It’s not all kittens and rainbows, though. I sorely miss Windows and Linux’s Shift-F10 shortcut for right click. Evidently there isn’t an equivalent one in OS X. You can use mouse keys and Ctrl-5, but that ties up the rest of keyboard, so it’s not really an option.
Likewise, there’s no built in shortcut for maximizing a window, but you can easily add one on an app by app basis in System Preferences, using the Zoom menu item.
I also dreadfully miss navigating menus with the keyboard. There’s a keyboard shortcut to focus the menu bar, but it doesn’t work in all apps, e.g. Emacs.
Finally, some modal dialog boxes can’t be navigated with the Tab key, even with Full Keyboard Access set to All controls in System Preferences => Keyboard. I think the common thread is that those dialog boxes don’t have a corresponding GUI app running, e.g. Slate. I thought they were utility windows, but they don’t respond to Ctrl-F6 either.
I prefer to write code in Emacs and read docs in Firefox, but I’ve been working on iOS apps recently, which Apple only halfheartedly supports outside of its IDE, Xcode. Fortunately, other people have stepped in to fill the void.
Apple’s developer docs for Objective C, Cocoa, Mac OS X, iOS, etc. are stored on
your hard drive as HTML – yay! – so they’re easy to read in a browser.
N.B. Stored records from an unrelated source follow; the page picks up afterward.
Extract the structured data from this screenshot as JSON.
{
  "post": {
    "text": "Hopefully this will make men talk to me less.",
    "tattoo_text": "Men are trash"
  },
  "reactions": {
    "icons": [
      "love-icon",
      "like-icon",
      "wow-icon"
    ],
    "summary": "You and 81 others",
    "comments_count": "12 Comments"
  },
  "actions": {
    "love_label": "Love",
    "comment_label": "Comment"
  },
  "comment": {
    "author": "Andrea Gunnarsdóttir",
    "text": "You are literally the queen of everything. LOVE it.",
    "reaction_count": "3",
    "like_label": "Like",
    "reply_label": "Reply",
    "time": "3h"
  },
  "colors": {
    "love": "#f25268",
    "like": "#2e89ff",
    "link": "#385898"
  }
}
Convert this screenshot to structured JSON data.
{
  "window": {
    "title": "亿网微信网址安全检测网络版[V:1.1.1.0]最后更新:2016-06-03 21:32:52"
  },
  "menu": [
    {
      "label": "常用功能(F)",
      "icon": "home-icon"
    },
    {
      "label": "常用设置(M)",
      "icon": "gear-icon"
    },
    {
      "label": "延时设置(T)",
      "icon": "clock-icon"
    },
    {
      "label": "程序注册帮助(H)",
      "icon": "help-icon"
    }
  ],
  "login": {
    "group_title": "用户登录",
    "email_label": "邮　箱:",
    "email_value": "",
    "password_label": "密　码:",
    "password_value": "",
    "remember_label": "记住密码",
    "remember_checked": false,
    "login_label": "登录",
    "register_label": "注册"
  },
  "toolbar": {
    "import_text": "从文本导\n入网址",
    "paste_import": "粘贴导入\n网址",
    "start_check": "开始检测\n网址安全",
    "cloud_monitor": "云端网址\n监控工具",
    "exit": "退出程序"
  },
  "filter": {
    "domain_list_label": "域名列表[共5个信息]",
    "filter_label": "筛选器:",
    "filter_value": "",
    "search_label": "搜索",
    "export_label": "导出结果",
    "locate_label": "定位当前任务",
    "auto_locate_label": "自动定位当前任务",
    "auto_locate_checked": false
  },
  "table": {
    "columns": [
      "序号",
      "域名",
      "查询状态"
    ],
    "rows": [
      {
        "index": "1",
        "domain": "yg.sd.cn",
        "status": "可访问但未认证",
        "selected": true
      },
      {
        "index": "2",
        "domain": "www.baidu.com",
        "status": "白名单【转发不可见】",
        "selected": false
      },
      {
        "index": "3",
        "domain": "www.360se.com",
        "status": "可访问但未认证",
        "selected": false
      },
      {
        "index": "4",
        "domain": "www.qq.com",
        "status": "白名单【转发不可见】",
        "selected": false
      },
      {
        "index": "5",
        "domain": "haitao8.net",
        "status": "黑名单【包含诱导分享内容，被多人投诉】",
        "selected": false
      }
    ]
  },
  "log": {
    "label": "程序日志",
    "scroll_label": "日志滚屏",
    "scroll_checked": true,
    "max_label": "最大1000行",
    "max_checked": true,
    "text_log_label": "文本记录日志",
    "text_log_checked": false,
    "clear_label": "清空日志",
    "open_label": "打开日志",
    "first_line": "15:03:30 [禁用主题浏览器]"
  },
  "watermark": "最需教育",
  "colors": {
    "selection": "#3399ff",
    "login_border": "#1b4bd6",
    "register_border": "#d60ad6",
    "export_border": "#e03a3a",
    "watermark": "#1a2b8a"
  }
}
Look in
~/Library/Developer/Shared/Documentation/DocSets and point your browser at
Contents/Resources/Documents/index.html inside the docset you want to read.
also looks handy. It can search an index of all installed docsets, and there’s
I’m currently trying out Dash, a document viewer that includes a ton of docsets for popular languages, platforms, and frameworks. It looks great so far, and has Emacs integration too.
I used Pidgin on Linux. Adium, its OS X counterpart, seems like an ok replacement so far. One obscure feature I liked in Pidgin was the ability to turn off the “Ryan has left the conversation” notifications that it sends when I close chat windows. Happily, it looks like Adium turned these off entirely a while back.
I’m using Menu Meters to get minimal CPU and network activity monitors in the menu bar.
The built in Python doesn’t read my
~/.python. Not sure why yet.
I have an Android 4.2 phone, which meant I needed to download Google’s Android File Transfer MTP program to transfer files to it over USB. It works, but has one annoying feature: it automatically starts whenever I plug my phone into my computer. I followed these instructions to disable that. Be sure to kill it in Activity Monitor before removing the login items and renaming the agent app!
Recently, I’ve seen a
distnoted process occasionally spin up and chew up 100%
CPU (on one core) and a ton of memory, often in the neighborhood of 1.5G or so.
The command line is
/usr/sbin/distnoted agent, and it’s started by
neither of which help much. Web searches say
distnoted manages notification
delivery, and lots of other people report the same problem with it, but no
single clear fix.
I asked about it on StackExchange, and after some debugging, we determined that it was being started by Spotlight, OS X’s filesystem search feature. I’ve reigned in the paths and file types that Spotlight is allowed to index, but that hasn’t fixed it.
…it turns out this is probably an Emacs memory leak that’s fixed in 24.4. Fingers crossed!